- **Activity**
Whenever a line in the data contains "Initial", show that line.

- **Records provided**
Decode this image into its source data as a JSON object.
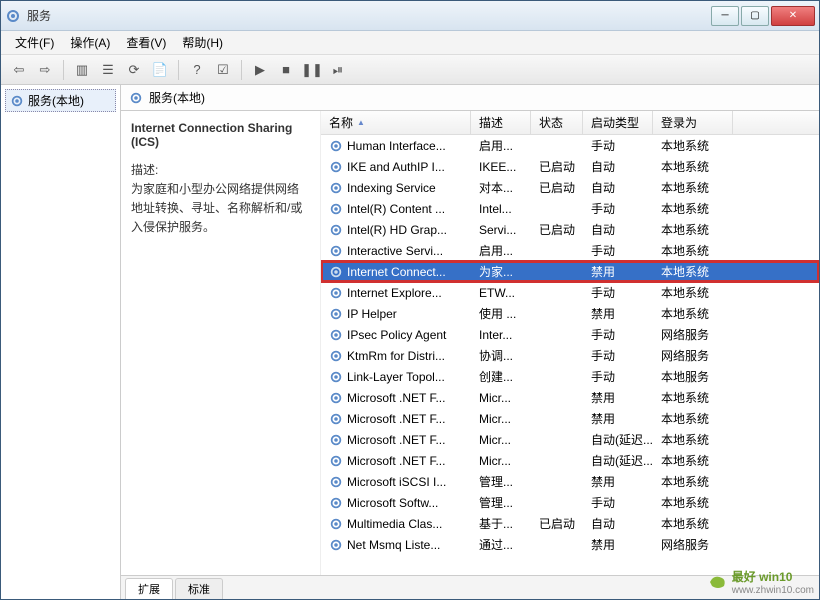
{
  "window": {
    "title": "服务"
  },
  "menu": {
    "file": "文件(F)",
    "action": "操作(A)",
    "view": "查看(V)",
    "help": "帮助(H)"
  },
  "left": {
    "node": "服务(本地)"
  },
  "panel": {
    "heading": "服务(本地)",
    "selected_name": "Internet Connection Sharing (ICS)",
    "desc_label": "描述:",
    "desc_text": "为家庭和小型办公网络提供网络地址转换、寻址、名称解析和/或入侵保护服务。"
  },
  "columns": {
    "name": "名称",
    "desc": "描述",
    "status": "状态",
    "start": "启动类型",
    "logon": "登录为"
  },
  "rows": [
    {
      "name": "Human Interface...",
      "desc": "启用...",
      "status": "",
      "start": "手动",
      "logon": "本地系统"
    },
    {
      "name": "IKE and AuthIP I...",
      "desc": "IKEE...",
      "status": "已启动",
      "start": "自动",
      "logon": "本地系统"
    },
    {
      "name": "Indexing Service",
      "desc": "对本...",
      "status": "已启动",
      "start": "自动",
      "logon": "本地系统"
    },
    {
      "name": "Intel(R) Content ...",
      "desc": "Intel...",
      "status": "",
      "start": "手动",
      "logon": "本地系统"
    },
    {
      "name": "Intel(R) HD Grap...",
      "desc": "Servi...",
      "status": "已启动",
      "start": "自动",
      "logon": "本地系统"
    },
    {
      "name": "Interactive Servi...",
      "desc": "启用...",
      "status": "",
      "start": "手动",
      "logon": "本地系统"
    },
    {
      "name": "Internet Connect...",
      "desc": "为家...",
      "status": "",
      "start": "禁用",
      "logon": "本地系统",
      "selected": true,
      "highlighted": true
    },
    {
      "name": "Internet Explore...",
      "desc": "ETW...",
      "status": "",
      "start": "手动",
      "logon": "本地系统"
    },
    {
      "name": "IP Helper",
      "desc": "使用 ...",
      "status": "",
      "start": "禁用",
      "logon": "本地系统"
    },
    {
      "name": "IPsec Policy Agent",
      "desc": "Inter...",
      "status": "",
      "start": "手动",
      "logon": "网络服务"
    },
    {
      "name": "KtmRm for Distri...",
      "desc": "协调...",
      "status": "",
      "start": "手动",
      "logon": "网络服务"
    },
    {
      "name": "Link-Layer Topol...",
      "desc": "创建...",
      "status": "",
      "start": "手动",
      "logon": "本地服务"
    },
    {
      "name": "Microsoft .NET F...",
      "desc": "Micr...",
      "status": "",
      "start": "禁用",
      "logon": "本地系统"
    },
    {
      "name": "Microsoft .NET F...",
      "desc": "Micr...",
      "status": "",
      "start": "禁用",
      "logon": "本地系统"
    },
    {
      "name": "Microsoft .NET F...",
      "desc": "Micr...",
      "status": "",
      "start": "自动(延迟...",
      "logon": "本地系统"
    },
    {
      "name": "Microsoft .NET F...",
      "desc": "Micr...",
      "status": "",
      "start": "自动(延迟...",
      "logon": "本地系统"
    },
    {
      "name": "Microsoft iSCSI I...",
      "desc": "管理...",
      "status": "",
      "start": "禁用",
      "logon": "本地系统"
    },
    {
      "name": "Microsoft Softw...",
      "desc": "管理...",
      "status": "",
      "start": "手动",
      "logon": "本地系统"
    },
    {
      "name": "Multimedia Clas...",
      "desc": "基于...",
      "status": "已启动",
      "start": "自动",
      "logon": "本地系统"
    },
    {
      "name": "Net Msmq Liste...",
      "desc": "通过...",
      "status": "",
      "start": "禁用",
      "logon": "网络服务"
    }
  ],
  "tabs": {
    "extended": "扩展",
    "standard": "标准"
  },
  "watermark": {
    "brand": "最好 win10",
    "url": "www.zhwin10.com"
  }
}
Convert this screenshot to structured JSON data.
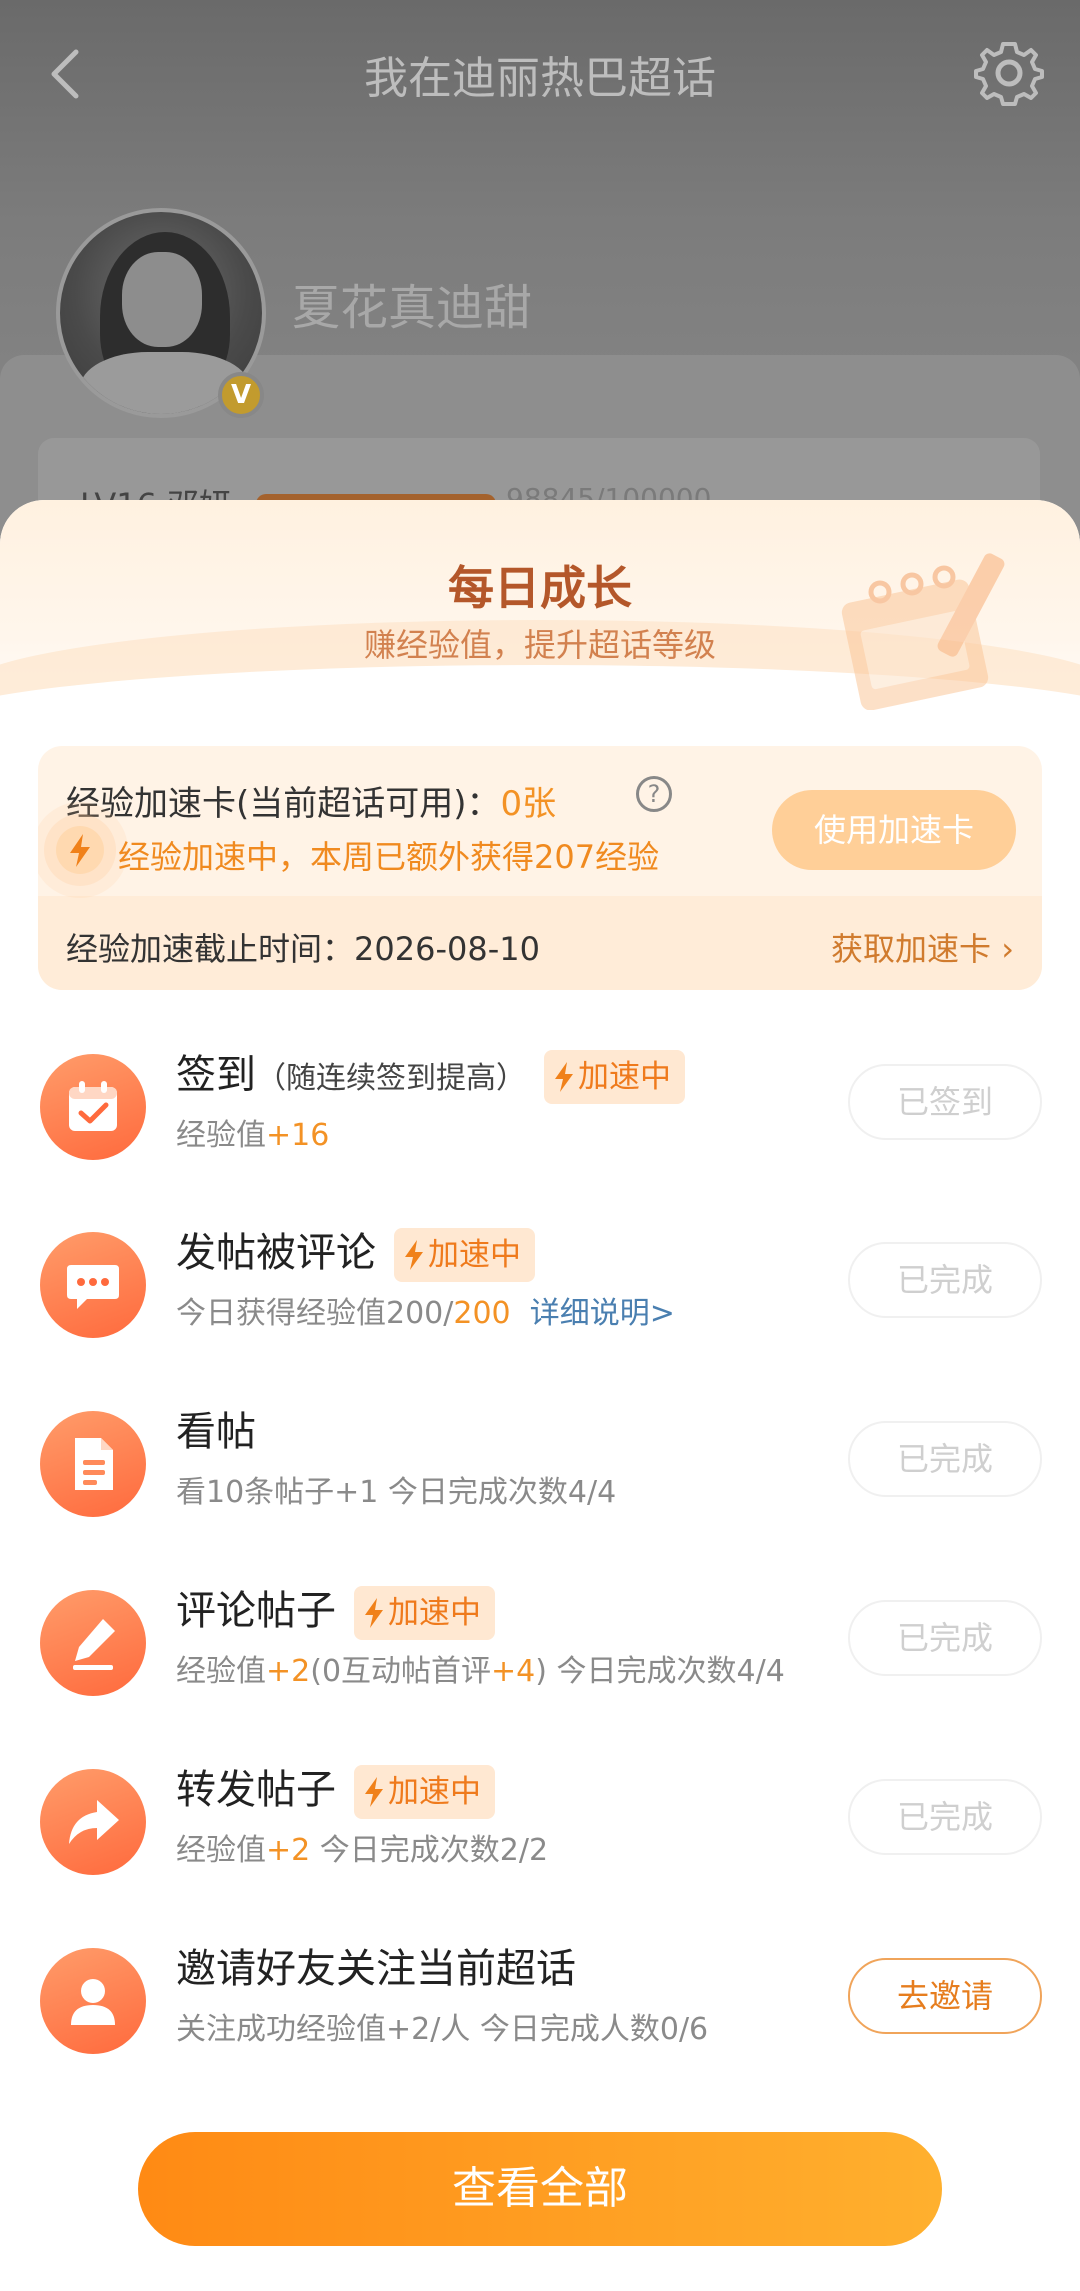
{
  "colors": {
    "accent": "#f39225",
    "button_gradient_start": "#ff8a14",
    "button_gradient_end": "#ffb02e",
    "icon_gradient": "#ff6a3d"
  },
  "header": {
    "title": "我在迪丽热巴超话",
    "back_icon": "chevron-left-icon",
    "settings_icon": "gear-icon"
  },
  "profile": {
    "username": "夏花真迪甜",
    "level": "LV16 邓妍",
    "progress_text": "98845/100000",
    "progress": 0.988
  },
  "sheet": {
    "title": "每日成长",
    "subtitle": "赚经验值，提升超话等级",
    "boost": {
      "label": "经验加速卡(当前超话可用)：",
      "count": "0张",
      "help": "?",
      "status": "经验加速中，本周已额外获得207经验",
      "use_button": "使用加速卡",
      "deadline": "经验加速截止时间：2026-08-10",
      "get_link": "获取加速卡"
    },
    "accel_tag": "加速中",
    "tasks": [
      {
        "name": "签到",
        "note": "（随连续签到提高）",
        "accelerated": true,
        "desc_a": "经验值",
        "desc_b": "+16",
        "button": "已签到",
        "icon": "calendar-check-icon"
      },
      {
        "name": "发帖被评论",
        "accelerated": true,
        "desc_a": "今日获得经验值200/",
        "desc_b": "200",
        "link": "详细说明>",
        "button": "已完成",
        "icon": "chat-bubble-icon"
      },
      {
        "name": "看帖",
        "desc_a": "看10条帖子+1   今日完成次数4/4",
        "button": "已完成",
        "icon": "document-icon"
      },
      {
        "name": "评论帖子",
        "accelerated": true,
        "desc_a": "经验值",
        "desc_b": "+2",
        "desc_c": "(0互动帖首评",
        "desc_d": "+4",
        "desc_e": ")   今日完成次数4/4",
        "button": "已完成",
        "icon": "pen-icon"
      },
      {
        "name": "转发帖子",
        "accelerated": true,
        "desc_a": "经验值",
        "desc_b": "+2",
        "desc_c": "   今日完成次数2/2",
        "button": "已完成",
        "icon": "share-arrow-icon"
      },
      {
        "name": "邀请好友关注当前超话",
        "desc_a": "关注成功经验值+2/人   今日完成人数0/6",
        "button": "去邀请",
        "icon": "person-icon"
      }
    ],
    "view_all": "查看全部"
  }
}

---

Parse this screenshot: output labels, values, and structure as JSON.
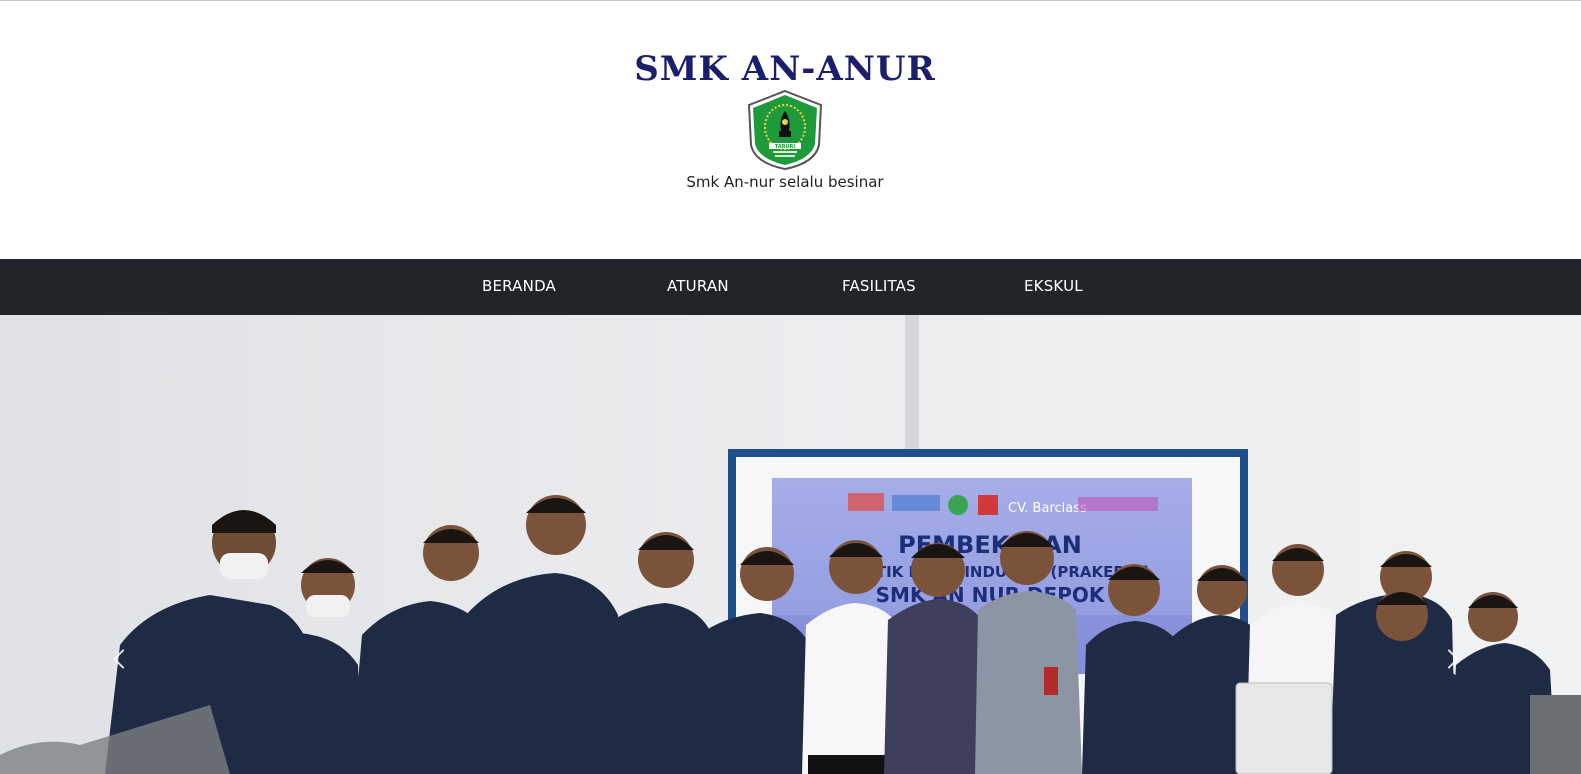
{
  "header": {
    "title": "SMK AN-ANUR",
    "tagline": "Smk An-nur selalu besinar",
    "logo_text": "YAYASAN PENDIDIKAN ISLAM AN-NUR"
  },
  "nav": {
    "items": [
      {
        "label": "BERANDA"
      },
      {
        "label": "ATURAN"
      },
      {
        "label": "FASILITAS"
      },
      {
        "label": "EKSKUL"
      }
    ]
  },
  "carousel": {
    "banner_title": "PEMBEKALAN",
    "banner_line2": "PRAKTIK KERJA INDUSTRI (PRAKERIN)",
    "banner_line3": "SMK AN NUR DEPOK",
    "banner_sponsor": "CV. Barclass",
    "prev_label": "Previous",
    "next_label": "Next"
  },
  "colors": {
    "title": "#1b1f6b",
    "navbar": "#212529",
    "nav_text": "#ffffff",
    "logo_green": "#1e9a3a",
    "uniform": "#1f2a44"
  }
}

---

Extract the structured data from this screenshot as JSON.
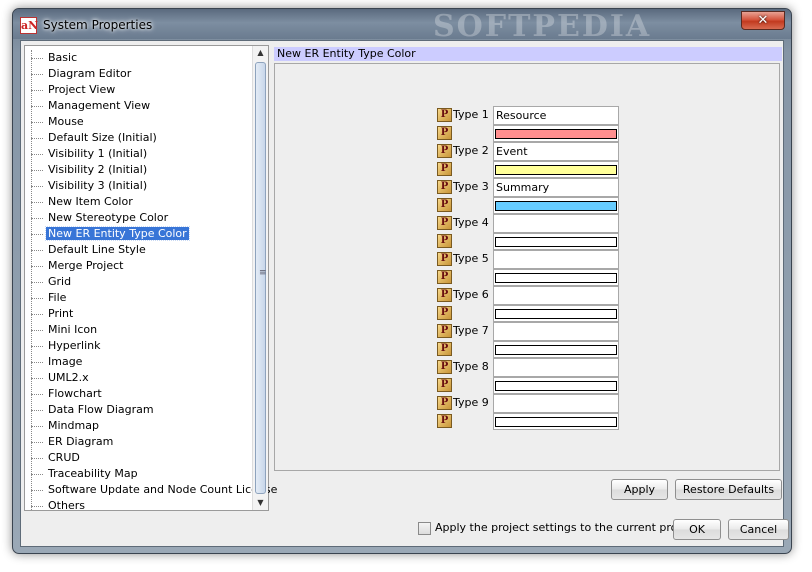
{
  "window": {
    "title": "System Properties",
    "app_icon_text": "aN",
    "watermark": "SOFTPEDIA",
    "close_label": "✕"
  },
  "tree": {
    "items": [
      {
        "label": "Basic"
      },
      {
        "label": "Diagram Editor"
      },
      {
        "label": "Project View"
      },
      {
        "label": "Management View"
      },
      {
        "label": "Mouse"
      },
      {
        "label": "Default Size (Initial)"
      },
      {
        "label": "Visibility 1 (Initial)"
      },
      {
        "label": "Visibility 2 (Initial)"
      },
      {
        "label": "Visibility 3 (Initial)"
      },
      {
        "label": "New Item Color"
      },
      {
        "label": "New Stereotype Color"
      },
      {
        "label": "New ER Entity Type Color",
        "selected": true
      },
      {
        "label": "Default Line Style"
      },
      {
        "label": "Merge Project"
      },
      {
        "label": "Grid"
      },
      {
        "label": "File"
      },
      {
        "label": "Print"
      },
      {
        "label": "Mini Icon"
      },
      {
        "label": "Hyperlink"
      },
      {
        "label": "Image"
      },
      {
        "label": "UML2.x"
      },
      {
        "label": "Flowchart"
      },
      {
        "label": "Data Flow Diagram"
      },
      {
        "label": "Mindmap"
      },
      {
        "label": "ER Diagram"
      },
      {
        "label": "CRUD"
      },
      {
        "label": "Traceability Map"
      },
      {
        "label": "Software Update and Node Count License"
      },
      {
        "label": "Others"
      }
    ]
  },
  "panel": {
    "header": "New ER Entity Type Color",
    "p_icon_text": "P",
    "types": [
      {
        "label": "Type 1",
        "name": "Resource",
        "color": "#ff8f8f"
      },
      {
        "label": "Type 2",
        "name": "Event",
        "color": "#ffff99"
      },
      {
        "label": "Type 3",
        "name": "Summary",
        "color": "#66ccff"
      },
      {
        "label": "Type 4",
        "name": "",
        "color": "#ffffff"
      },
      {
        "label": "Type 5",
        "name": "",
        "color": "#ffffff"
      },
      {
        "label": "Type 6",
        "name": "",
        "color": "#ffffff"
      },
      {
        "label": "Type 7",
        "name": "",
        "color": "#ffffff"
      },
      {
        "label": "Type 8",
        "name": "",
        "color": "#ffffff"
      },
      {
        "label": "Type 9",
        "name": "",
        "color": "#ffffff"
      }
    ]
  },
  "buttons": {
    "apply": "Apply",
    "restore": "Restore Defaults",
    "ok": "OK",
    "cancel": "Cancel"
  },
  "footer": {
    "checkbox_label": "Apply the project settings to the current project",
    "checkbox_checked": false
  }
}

- **Result below**
        "label": "Default Size (Initial)"
        "label": "Visibility 1 (Initial)"
        "label": "Visibility 2 (Initial)"
        "label": "Visibility 3 (Initial)"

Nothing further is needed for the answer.